*Work instruction*:
Report how many lines in the records that follow have the word "Define" in them, giving the number and nothing more.

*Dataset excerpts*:

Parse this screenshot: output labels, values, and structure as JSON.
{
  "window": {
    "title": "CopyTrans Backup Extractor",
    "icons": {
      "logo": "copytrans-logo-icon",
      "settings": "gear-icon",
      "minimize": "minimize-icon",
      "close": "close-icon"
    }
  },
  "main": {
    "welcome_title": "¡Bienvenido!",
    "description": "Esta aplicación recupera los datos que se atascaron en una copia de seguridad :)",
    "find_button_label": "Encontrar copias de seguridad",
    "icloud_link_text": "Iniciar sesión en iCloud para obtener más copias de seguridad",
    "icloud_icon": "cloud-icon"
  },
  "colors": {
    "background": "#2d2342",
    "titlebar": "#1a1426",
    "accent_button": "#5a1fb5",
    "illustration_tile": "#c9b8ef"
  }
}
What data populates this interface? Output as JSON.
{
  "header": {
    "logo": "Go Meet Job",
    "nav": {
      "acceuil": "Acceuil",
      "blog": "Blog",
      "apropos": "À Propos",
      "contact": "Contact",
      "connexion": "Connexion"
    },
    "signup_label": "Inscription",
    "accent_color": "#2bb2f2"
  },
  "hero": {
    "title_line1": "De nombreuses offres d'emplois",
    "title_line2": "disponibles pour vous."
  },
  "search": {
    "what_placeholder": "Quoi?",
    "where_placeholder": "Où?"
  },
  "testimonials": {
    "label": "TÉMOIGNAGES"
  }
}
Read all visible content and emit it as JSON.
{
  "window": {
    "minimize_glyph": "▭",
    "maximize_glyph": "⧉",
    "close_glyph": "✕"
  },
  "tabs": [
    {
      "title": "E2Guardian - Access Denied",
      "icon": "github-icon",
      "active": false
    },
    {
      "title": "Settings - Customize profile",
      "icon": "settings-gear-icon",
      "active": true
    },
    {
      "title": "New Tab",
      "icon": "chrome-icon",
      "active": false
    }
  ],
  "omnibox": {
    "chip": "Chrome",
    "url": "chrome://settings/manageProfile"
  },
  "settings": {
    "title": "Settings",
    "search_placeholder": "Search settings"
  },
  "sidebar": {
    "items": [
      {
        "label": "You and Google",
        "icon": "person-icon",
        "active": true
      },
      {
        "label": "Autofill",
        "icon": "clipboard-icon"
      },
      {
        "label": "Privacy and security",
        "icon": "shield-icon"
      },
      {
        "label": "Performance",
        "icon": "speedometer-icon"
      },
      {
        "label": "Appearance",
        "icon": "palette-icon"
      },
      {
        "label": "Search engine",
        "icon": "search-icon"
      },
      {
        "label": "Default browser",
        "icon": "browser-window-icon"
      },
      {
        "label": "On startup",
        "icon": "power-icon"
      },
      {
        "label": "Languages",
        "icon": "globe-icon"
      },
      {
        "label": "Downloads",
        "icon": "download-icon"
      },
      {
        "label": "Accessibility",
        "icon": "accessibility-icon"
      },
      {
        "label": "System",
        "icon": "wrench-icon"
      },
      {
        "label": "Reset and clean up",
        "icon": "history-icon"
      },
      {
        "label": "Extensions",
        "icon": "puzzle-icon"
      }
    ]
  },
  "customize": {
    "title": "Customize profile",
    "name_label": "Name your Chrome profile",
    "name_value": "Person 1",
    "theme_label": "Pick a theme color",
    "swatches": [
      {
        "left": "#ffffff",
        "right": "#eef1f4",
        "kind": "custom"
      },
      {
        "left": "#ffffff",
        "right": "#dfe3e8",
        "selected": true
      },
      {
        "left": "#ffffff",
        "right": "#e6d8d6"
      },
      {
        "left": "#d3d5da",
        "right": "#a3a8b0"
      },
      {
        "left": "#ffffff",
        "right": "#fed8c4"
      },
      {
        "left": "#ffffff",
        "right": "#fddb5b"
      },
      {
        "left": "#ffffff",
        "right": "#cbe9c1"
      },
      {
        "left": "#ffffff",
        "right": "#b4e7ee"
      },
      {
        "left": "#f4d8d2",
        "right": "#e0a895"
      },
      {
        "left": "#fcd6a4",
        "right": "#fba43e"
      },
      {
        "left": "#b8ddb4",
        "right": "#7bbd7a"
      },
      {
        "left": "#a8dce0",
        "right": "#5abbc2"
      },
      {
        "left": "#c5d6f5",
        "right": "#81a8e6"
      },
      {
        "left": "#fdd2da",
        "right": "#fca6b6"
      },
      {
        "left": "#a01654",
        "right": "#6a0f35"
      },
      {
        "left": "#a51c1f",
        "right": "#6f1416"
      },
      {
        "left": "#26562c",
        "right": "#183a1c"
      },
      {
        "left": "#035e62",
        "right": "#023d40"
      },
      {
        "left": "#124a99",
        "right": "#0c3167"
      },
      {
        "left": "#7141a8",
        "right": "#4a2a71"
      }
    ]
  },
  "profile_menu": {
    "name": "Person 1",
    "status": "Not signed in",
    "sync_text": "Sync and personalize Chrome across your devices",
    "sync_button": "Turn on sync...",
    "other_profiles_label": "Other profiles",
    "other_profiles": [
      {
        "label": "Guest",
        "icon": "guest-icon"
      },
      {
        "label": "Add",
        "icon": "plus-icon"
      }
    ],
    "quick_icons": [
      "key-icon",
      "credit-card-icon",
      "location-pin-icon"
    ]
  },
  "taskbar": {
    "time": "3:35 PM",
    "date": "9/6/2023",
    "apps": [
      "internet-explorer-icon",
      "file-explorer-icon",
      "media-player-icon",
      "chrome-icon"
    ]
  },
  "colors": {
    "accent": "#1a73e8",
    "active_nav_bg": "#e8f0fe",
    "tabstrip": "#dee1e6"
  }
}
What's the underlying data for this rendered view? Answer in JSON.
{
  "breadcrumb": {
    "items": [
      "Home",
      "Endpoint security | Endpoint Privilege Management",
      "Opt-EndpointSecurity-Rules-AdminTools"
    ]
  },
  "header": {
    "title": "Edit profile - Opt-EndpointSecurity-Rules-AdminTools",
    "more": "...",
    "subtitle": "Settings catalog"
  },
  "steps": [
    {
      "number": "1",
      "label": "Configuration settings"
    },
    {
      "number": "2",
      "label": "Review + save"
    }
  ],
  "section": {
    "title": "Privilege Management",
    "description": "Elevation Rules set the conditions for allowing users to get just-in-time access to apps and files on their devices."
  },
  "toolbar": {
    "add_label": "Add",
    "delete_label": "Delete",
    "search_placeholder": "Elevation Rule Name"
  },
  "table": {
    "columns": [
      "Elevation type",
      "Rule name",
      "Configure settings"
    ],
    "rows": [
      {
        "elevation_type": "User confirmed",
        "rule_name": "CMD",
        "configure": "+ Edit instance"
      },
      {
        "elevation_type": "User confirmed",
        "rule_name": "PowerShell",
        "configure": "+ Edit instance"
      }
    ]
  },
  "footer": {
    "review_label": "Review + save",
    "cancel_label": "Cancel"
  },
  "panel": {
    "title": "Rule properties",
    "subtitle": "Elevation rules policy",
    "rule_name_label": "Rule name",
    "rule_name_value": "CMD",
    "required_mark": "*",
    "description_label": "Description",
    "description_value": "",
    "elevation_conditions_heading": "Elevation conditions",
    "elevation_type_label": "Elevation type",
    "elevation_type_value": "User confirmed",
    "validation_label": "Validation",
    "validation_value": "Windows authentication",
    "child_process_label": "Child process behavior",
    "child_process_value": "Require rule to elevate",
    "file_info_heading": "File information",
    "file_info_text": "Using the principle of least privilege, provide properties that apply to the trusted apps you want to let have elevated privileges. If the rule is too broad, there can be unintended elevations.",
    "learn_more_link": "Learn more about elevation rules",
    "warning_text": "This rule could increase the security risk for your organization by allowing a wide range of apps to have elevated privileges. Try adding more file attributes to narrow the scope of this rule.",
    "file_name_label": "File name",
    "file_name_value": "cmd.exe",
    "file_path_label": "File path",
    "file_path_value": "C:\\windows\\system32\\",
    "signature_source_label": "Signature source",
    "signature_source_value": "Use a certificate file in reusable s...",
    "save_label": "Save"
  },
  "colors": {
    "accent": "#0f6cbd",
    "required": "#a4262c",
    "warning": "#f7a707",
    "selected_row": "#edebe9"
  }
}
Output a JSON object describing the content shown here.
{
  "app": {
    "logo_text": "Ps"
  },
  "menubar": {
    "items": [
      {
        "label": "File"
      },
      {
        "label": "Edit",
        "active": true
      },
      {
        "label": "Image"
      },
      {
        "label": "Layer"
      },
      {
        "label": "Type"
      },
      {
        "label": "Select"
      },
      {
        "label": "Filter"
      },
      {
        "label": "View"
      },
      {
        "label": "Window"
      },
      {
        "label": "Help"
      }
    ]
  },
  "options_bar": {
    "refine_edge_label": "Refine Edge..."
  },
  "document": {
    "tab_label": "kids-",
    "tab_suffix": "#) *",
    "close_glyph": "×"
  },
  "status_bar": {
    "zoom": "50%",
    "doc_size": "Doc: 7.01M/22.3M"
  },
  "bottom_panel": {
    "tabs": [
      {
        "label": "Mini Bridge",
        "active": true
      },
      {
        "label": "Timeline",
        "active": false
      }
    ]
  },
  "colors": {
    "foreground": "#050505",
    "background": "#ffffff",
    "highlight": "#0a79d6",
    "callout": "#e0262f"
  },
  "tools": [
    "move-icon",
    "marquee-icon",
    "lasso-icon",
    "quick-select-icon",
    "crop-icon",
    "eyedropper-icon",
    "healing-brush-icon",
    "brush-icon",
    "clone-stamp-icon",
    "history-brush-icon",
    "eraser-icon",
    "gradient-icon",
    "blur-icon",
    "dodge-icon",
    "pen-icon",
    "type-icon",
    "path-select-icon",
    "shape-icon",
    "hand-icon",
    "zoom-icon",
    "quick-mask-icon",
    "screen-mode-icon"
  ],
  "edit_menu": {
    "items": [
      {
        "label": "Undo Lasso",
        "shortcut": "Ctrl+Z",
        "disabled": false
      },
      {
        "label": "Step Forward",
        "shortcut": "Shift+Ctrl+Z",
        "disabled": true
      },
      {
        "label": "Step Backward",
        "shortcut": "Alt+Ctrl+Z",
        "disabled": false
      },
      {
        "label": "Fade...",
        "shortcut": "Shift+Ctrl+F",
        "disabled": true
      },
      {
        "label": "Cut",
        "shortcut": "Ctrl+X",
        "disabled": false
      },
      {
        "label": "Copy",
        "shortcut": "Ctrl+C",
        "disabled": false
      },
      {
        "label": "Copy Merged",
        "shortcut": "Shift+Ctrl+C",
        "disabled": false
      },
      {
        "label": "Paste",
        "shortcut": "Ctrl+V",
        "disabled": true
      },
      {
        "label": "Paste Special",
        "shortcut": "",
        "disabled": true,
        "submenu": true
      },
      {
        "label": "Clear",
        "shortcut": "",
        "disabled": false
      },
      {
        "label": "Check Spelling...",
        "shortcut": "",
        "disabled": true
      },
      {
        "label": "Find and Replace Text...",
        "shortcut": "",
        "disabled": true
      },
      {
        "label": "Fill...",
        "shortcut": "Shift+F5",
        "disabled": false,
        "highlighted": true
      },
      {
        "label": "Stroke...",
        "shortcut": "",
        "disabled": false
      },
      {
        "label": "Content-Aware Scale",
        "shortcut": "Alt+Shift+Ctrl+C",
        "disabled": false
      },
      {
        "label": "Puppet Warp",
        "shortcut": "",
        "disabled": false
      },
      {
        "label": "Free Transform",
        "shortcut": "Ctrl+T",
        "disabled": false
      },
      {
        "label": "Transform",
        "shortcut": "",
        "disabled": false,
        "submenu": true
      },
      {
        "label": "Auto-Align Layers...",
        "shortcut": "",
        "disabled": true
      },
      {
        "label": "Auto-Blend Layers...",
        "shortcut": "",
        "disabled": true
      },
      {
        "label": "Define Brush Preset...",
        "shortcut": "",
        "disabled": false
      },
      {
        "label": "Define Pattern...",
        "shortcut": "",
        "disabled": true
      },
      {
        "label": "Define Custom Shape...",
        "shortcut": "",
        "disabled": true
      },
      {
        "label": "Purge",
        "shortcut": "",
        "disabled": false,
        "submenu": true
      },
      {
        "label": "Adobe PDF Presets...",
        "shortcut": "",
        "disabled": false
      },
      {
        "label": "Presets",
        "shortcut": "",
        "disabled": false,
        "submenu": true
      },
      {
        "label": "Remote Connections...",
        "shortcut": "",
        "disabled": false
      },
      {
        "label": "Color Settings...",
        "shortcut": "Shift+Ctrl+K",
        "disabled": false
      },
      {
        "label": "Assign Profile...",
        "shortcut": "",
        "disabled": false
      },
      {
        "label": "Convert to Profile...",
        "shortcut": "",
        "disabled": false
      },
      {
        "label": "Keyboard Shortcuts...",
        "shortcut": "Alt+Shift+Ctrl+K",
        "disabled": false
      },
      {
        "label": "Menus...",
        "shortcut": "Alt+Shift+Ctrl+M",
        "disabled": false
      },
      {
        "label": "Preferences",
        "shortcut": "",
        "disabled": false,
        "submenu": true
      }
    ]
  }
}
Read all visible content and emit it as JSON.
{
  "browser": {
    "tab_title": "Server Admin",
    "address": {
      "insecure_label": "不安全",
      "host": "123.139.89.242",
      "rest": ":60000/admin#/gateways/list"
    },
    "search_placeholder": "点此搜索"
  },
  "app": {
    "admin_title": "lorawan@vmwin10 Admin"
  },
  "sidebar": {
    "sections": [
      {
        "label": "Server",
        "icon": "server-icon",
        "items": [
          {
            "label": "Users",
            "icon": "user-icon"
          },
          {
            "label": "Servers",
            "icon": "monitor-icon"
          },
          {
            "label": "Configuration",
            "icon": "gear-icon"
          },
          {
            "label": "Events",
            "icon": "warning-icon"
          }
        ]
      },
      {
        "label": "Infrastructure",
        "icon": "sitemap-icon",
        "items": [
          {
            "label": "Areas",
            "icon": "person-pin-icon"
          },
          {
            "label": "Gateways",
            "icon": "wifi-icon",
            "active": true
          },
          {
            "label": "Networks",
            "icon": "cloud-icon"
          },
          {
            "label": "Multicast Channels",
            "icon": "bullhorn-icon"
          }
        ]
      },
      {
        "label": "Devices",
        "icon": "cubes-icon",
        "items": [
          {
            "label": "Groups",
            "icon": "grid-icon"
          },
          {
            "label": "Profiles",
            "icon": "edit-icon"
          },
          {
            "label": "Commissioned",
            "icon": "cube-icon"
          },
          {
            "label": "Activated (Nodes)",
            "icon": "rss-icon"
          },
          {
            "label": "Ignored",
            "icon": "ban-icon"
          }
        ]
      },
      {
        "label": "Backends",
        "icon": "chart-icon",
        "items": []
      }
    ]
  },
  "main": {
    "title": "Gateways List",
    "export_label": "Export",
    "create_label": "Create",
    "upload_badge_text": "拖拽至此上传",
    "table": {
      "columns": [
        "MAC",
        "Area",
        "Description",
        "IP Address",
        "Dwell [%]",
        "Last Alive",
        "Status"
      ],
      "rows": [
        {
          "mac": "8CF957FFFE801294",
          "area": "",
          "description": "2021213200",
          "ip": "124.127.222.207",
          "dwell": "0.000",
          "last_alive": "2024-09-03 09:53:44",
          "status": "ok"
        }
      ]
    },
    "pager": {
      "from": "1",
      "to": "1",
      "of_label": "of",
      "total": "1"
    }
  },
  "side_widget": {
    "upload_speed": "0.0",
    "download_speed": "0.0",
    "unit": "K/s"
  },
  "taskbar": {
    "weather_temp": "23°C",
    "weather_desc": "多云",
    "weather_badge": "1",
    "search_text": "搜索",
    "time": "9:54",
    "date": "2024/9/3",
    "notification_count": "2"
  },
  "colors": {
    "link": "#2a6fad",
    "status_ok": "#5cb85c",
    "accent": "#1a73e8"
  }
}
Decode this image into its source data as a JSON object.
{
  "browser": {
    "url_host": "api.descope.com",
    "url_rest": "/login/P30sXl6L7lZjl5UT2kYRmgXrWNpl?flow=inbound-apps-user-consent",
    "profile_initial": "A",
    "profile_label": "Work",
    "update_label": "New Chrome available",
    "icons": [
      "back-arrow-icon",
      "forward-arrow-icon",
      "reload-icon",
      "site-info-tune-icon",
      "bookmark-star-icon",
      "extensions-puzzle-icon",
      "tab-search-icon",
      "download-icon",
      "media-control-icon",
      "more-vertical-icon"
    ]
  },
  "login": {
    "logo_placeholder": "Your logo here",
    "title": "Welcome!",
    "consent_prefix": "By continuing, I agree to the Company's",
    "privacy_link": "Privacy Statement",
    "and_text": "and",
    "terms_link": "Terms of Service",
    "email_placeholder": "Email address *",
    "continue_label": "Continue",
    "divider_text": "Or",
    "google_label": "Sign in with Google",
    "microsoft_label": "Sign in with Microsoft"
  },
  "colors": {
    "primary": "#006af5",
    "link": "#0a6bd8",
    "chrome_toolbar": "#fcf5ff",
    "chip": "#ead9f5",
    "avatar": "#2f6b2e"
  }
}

*Task output*:
3